Most analysis of the electoral battleground is based on people’s voting behaviour. In my latest research I have taken a different approach to building the Conservative voting coalition – breaking down the electorate by their attitudes to opportunity, personal responsibility, and the role of government in their lives. Is there a definable group of people whose outlook on life ought to make them Tories, but who vote for another party?
My research identifies five distinct segments within the voting public. Just under a third of the population are “Optimistic Individualists”. Broadly, they believe hard work rather than social factors determine success, want a limited role for the state, dislike redistribution, are optimistic for themselves and the country and value strong leadership over empathy. They account for two thirds of current Tory support.
“Downbeat Dependants”, one in seven of the population, overwhelmingly vote Labour. In essence, they think their lives have got worse and will continue to do so, that success comes through connections not hard work, and that the government should meet people’s needs through higher taxes on the rich.
“Liberal Idealists”, another one in seven, also incline to Labour, and often describe themselves as working class, though many are university-educated professionals. Though personally optimistic, they tend to believe a person’s circumstances when young have as much influence as their talent on whether they will succeed. They have a positive view of immigration and want a more equal distribution of wealth.
“Suspicious Strivers”, who make up 15% of the population, have many of the attitudes that Conservatives might think make them natural supporters.

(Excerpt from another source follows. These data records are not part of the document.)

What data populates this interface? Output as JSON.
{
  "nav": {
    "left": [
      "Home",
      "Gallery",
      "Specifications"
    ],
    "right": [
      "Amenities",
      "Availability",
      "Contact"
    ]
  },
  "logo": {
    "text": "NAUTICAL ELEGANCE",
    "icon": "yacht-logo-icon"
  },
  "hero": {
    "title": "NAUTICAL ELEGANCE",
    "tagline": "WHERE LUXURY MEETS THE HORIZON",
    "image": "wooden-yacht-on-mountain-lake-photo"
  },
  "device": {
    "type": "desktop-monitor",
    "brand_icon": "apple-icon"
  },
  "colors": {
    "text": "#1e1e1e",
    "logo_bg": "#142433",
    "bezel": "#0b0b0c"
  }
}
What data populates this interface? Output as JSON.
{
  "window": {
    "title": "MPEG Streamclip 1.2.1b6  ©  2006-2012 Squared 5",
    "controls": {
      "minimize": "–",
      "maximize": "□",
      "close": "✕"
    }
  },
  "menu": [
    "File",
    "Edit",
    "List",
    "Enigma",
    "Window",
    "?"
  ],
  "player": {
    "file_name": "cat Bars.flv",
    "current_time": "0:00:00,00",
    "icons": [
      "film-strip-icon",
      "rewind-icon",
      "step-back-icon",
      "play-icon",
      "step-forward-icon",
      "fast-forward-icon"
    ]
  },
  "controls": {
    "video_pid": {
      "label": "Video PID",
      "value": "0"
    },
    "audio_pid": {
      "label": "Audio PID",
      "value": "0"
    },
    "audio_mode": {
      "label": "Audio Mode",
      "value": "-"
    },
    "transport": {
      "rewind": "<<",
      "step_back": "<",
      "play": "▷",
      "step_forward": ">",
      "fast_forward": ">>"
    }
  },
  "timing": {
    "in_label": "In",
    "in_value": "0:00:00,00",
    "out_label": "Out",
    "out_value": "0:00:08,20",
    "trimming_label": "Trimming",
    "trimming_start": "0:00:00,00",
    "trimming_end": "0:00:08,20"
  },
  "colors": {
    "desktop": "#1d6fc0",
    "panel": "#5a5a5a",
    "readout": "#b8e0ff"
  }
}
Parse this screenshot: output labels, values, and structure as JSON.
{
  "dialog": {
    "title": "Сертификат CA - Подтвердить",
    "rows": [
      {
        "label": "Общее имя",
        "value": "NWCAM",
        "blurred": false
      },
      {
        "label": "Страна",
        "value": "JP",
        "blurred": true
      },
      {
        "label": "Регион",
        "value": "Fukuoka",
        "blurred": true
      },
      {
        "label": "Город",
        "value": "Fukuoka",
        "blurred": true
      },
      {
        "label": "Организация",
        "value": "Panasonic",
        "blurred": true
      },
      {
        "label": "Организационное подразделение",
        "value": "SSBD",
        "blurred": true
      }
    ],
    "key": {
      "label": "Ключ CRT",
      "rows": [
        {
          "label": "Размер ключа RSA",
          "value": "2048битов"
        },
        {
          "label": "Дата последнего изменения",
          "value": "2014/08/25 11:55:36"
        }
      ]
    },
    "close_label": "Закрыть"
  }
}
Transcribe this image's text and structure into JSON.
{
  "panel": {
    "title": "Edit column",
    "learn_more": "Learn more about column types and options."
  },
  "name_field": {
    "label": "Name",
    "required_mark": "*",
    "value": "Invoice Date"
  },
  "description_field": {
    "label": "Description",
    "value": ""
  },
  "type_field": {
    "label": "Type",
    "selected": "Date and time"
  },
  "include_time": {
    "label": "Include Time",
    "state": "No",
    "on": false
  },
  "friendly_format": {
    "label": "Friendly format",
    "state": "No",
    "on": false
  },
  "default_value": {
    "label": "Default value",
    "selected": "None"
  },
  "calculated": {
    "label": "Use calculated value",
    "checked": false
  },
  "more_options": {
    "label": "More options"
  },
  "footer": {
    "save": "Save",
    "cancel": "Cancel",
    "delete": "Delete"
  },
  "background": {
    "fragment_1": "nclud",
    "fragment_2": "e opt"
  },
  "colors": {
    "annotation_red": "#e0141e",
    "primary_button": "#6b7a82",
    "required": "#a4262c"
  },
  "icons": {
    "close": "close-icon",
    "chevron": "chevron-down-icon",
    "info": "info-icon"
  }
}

They might even be thought of as the natural successors to the C2 voters that Margaret Thatcher won from Labour in the 1980s. They tend to think people expect too much from government, oppose penalising top earners with very high taxes, and value flexible labour markets. But Suspicious Strivers are so called because they are not sure their efforts will bring the rewards they should. They suspect that hard work counts for less than connections, and are sensitive to signals that striving goes unrewarded, or even counts against them, when they miss out on help which, as they see it, they would get if they worked less hard. They are the least likely of any group to identify with a political party, and have the highest UKIP vote – another symptom of their dissatisfaction with mainstream politics. The Tories won comfortably among Suspicious Strivers in 2010, but Labour are now ahead.
Many of these voters feel they are just coping or even struggling, but even the more comfortable were often little inclined to the Conservatives. This was often because they felt their situation was precarious: they feared they were one redundancy, interest rate rise or tax credit rule change away from real difficulty. While the Tories would be there for them if they succeeded (and may indeed have a more realistic approach to the economy as a whole), they would not want to have to rely on a Conservative government if they found themselves in trouble.
Conservatives often think there are millions of people who are Tory in everything but their voting habits – people who work hard, want to get on in life, aspire to own their own home and perhaps build their own business. In trying to connect with them, we should be careful with the term “Conservative values”. For most people, particularly those who do not vote for us, working hard to do your best for your family is not a value that belongs to the Conservatives but a value that belongs to them. Tories need to show we share their aspirations and anxieties, not tell them they are on our side already if only they would realise the fact.
We should also avoid thinking that strivers have a ruggedly individualistic approach to life and simply want the government to get out of their way to let them flourish. In fact what they want, as much as anything, is reassurance – that doing the right thing will be worth their while, and that if they needed help, deserving cases would get priority.
> The five voter groups from Lord Ashcroft's research are summarised in this paper (PDF).
> For more information about this and other of Lord Ashcroft's polls visit his website.
> Tim Montgomerie's take on this polling.